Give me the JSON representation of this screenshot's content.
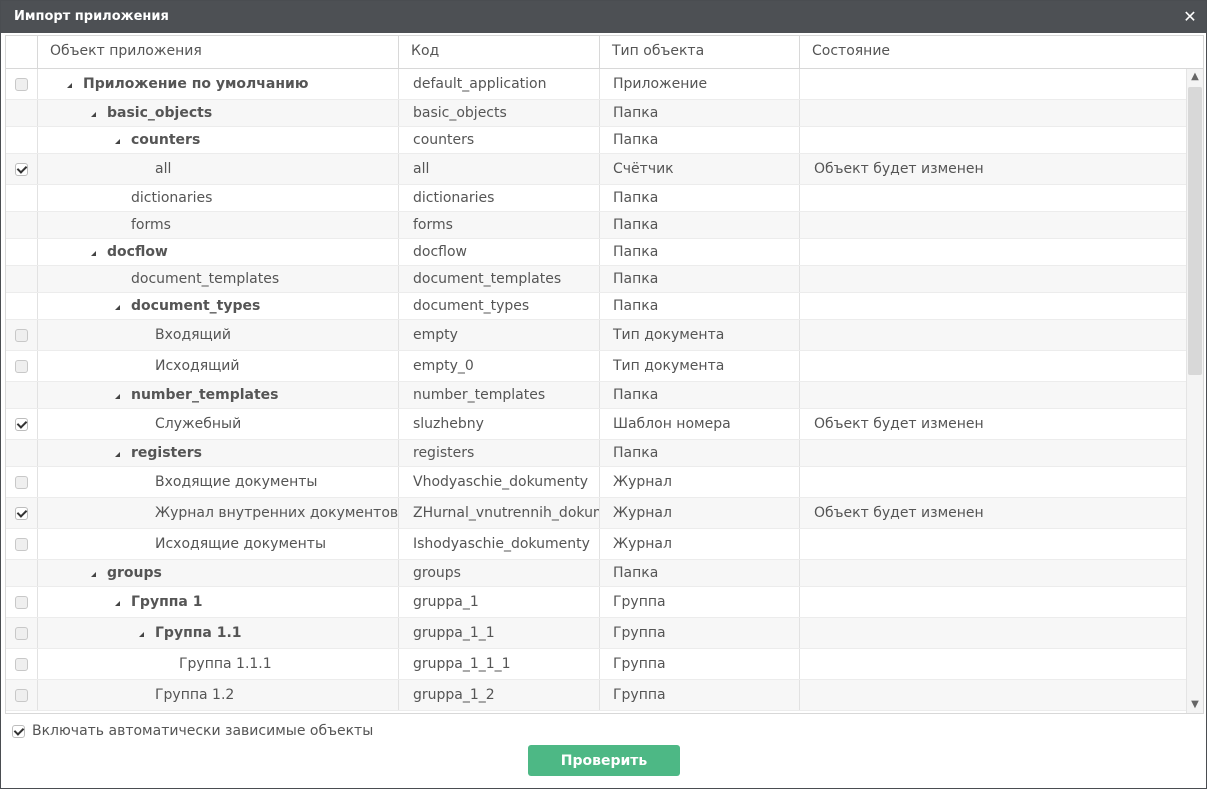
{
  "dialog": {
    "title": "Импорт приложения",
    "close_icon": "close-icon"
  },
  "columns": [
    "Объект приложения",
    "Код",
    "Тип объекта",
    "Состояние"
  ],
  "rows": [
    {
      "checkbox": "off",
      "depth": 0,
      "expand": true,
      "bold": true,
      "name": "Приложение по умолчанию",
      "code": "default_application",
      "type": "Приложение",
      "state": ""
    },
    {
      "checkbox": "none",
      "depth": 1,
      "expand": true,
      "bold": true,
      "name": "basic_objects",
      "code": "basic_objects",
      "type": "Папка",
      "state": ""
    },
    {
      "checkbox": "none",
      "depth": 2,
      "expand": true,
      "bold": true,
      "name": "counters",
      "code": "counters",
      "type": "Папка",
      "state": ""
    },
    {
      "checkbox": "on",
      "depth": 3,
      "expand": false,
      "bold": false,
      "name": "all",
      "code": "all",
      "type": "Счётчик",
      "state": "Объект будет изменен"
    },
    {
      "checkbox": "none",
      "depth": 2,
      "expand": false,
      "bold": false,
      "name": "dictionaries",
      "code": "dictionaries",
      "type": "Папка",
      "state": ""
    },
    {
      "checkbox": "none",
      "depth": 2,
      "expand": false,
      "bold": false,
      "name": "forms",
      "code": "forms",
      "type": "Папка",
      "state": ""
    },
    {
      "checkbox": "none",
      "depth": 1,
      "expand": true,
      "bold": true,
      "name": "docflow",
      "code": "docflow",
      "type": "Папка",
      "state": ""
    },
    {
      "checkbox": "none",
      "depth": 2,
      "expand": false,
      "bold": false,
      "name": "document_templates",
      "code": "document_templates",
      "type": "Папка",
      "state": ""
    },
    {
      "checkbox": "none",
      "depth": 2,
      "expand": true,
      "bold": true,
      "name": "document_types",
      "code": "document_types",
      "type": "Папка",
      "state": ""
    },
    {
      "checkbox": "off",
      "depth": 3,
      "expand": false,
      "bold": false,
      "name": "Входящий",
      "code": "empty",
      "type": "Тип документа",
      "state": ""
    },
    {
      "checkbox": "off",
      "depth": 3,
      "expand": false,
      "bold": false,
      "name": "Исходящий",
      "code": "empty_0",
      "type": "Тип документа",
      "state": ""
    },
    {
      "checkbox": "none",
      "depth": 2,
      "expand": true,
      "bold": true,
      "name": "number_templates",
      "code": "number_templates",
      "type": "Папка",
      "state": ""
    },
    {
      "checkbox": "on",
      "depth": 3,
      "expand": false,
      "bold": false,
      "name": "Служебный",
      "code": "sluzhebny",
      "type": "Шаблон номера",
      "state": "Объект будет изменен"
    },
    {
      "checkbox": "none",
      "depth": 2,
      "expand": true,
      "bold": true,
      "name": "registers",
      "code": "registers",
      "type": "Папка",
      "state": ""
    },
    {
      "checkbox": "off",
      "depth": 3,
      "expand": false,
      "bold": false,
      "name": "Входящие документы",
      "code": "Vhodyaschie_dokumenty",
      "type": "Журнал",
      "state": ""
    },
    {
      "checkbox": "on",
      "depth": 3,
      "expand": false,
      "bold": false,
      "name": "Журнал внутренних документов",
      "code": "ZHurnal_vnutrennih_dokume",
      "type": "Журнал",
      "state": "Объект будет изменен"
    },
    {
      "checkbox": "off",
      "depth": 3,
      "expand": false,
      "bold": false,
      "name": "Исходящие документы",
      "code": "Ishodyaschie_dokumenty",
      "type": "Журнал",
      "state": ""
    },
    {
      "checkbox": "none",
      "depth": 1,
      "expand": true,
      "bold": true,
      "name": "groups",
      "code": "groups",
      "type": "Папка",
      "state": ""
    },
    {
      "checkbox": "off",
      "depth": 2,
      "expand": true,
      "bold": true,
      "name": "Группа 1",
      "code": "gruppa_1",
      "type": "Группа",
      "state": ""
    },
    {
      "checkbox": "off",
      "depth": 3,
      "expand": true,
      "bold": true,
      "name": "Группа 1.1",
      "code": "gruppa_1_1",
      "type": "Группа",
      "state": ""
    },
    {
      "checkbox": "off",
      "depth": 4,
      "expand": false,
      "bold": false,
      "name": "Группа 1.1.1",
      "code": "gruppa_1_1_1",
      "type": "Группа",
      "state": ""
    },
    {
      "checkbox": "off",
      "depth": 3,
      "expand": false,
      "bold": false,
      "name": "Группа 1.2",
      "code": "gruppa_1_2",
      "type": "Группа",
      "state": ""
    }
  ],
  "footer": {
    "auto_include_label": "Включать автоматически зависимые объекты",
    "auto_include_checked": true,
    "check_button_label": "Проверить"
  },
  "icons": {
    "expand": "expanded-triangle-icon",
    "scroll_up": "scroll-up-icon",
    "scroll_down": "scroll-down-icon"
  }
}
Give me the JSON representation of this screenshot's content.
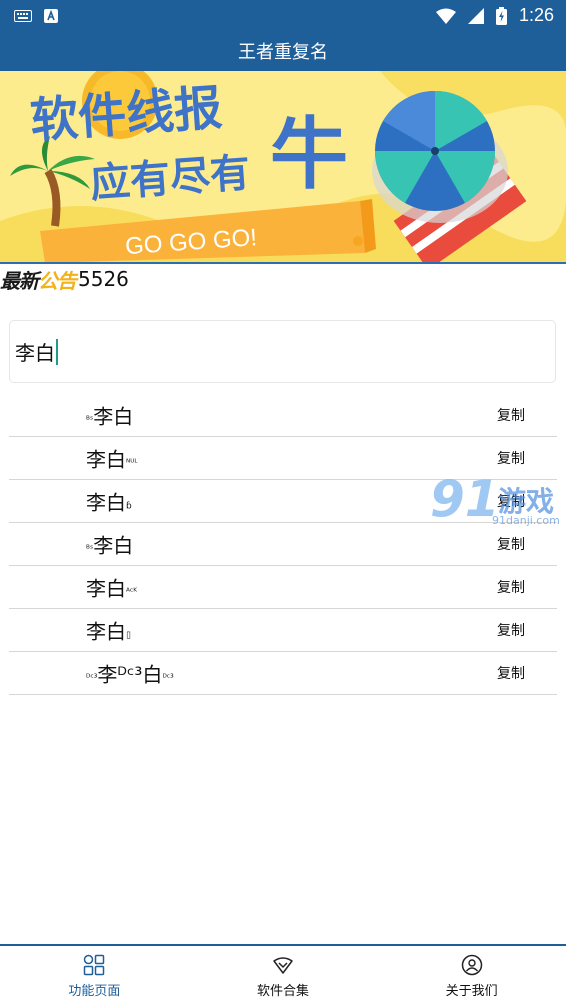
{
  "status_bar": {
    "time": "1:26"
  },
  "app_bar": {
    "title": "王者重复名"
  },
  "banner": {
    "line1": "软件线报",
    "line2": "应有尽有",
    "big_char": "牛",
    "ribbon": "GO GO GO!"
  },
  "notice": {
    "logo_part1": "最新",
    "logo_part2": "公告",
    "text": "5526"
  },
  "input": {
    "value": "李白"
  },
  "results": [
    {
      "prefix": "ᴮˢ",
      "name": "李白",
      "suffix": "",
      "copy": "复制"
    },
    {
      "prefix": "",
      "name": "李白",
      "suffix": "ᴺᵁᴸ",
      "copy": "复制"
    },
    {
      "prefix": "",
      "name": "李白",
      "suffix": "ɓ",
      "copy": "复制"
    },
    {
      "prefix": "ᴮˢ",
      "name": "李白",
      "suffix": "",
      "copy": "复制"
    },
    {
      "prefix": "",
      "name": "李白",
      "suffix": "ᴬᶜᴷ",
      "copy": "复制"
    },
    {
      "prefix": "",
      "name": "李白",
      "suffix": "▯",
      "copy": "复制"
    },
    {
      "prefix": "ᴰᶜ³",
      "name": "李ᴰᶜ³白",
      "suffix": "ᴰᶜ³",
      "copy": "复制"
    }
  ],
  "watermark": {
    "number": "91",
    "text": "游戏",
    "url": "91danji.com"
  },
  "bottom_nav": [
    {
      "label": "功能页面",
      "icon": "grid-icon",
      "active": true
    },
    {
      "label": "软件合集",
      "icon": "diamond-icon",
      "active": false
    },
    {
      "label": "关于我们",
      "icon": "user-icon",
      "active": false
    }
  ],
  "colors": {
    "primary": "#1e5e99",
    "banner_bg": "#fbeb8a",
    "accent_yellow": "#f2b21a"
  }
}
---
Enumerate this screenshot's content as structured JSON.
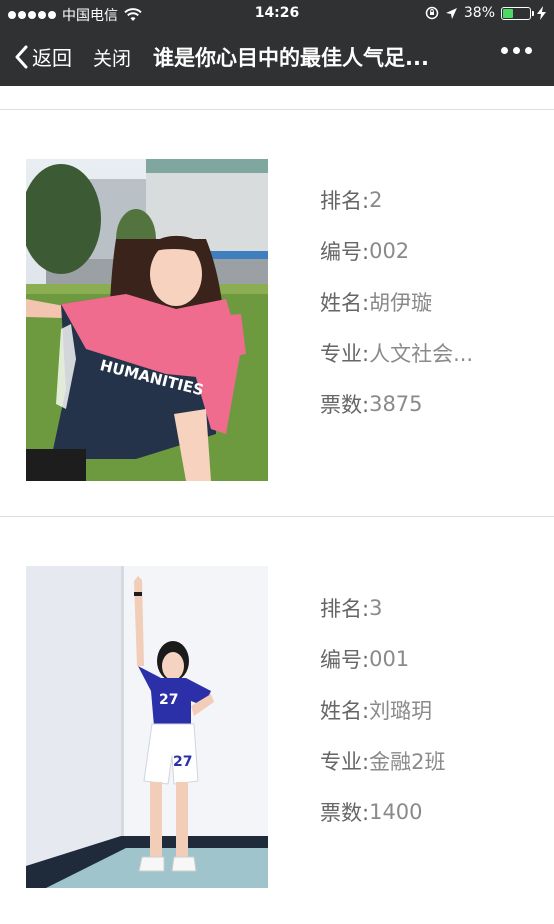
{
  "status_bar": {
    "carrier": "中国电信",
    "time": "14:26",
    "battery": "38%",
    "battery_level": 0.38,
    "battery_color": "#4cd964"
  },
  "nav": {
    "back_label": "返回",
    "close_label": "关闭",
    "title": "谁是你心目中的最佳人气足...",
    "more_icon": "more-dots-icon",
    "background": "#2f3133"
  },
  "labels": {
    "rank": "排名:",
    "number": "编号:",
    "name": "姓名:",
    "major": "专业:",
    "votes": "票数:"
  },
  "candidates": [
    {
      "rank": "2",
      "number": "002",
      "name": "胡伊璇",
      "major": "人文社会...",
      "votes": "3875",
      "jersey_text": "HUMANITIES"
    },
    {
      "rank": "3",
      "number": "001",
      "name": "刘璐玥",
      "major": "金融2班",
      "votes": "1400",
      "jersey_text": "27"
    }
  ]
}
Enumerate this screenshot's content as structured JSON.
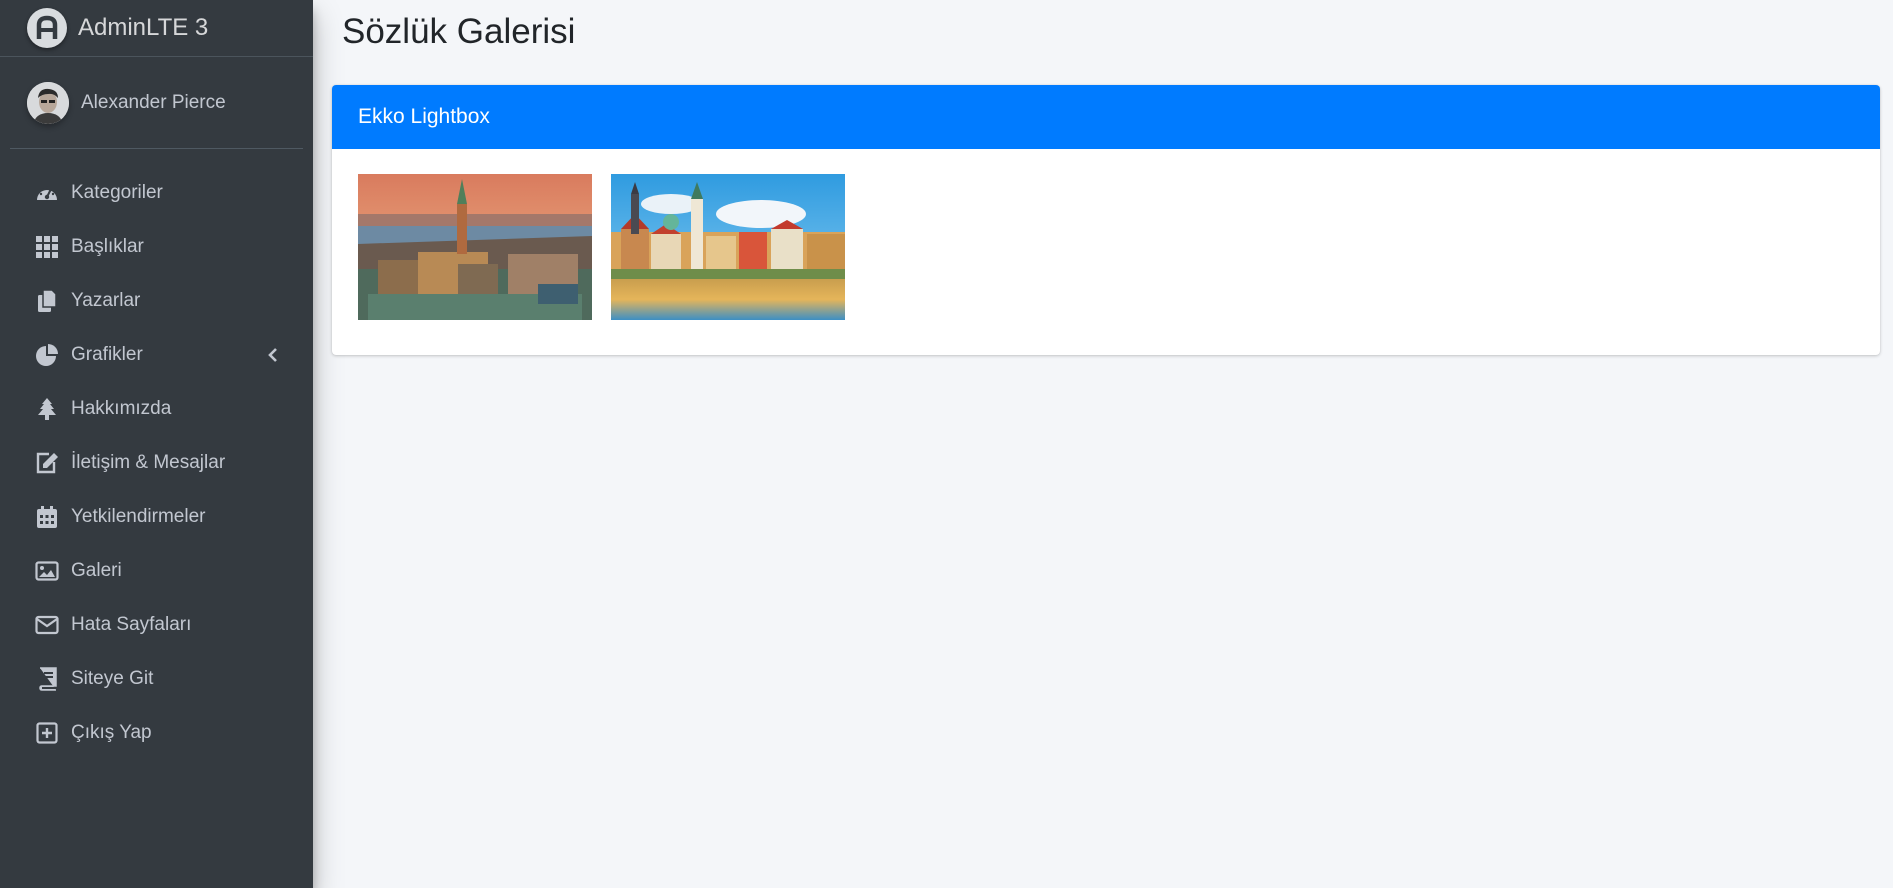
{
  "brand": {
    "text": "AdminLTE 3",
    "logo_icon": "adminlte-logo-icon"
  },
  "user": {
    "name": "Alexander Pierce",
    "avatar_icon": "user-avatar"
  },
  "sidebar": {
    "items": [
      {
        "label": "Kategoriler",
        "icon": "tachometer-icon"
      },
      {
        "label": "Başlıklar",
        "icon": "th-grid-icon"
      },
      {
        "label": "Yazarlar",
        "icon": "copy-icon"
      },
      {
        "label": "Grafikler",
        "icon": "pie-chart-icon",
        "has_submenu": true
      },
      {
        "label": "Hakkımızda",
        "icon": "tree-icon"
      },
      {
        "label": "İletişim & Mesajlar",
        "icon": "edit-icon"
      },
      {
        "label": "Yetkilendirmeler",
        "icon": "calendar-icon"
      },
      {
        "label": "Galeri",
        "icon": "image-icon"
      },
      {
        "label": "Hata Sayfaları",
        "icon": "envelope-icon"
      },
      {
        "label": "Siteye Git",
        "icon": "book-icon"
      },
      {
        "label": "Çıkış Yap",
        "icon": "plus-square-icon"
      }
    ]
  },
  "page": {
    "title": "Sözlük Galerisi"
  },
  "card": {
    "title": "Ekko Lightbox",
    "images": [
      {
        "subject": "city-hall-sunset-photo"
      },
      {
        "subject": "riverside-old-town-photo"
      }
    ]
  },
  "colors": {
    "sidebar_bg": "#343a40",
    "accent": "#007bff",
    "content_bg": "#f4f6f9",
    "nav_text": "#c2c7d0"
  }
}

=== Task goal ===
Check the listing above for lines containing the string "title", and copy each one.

=== Exercise response ===
    "title": "Импорт приложения",
    "title": "王者重复名"
    "title": "谁是你心目中的最佳人气足...",
    "title": "Sözlük Galerisi"
    "title": "Ekko Lightbox",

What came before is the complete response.